February has not been a good month for the White House. After listening to George W. Bush's State of the Union Address, approval ratings for the President began to fall, and the news of Dick Cheney's hunting accident and the administration's approval of the sale of control over American ports to a company wholly owned by the government of the United Arab Emirates have not played well with the American people. Today, Rasmussen Reports finds President Bush's approval rating to be its lowest in a month and a half, and new polling from the Cook Political Report indicates that the administration is once again nearing a danger zone in terms of dropping support.
The Cook survey, which was conducted by RT Strategies from Friday to Sunday, found President Bush's approval rating to be 40 percent -- down a whopping seven points in the last month. During this time, Bush's disapproval rating also went up four points.
A quick look at the generic congressional ballot numbers might raise some concern among Democrats, as their lead dropped from 12 points in January (51 percent to 39 percent) to nine points this month (47 percent to 38 percent). Such a seeming drop at a time when the President's numbers are also falling might raise questions about the public's faith in the Democratic Party. However, a closer look at the polling from the last two months shows that RT Strategies' methodology changed slightly from January to February, with respondants now having a choice to respond "other" instead of just Republican or Democrat when asked which party they would like to see in control of Congress. When the "other" is taken out of the question and simply the two choices are left in, the share of voters preferring a Democratic Congress to a Republican Congress remains roughly the same (55.3 percent of those chosing either party from 56.7 percent in January).

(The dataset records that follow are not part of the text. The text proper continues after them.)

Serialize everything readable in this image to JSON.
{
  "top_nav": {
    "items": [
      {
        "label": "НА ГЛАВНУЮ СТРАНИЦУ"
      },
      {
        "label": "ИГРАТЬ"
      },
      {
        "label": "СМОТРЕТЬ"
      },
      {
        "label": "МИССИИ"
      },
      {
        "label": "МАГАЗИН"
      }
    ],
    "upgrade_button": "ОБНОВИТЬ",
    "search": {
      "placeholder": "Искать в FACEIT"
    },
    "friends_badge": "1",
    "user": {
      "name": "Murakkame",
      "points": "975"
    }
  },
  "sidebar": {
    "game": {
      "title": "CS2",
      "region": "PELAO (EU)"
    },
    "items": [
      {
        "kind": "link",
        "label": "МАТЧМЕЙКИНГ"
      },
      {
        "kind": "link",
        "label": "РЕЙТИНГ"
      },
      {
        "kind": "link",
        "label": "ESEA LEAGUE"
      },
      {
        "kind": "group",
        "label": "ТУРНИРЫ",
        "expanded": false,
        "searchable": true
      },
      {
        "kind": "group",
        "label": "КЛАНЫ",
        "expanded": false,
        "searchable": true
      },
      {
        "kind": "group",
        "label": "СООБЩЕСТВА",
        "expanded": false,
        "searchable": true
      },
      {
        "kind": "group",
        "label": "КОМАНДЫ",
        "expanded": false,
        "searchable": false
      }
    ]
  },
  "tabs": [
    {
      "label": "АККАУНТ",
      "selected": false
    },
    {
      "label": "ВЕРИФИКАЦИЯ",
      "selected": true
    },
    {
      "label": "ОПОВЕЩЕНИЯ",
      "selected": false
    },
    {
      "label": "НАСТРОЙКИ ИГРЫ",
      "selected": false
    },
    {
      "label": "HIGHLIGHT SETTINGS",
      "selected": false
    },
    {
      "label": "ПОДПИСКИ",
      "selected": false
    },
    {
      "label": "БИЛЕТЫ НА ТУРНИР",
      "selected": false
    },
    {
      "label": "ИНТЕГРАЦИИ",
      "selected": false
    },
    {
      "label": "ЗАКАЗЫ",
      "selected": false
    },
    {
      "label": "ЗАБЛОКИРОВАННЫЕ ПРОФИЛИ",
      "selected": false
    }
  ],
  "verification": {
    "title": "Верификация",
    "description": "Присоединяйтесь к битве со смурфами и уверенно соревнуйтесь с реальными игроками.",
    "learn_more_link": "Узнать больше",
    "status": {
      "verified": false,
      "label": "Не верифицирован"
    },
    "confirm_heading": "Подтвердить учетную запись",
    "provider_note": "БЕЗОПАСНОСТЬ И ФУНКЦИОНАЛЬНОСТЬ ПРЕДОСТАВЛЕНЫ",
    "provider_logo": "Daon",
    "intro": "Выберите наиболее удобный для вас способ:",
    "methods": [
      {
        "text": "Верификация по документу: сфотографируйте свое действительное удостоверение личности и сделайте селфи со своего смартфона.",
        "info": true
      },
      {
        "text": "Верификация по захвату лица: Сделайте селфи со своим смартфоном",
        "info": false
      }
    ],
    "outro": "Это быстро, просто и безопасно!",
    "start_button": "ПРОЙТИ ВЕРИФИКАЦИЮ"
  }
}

With sinking approval numbers for the President and continued Democratic strength in generic congressional ballot questions, it sure looks like President Bush is a lame duck already, no?
by Jonathan Singer, Fri Feb 17, 2006 at 01:43:45 PM EST
Now that the American people have had two weeks to digest George W. Bush's State of the Union address, polling indicates that the President's approval ratings are slumping -- the first time they have done so in months.
According to the Gallup poll commissioned by CNN and USA Today, President Bush's approval rating has dropped three points since earlier this month. The official number sits at 39 percent -- the first time since November that Bush has come in below 40 percent approval.
While this poll, in and of itself, might not mean much (Bush's drop is below the margin of error), the trend found in the most recent Gallup survey has been corroborated in polling from other organizations. The latest Harris poll commissioned by the Wall Street Journal shows the President at 40 percent, a three point drop from January. Today's Marist poll also finds President Bush's approval number to be 40 percent, even lower than it was in October following the botched response to Hurricane Katrina. Yet another poll, the one released yesterday by Survey USA, shows President Bush at a 40 percent approval rating, down a point over the last month.
As Chris has stated a number of times in recent months, the key number for President Bush is 43 percent approval. If he can inch up to a respectable number in the mid-forties, the outlook for the Republican Party in November will not be quite as bad; however, if President Bush lingers in the low forties or even the thirties, the GOP will have a very tough time holding both -- or either -- House of Congress.
President Bush's State of the Union address, which could have provided him an opportunity to move above 43 percent, must be deemed a failure. Unless there is a particularly large and effective human/animal hybrid lobby operating around the country, it appears that the American people simply have lost faith or interest in what George W. Bush has to say.
To me, it appears that all the American people are hearing out of the White House is quacking. And when the President sounds like a lame duck and starts acting like a lame duck (banning human/animal hybrids? c'mon), chances are he is a lame duck.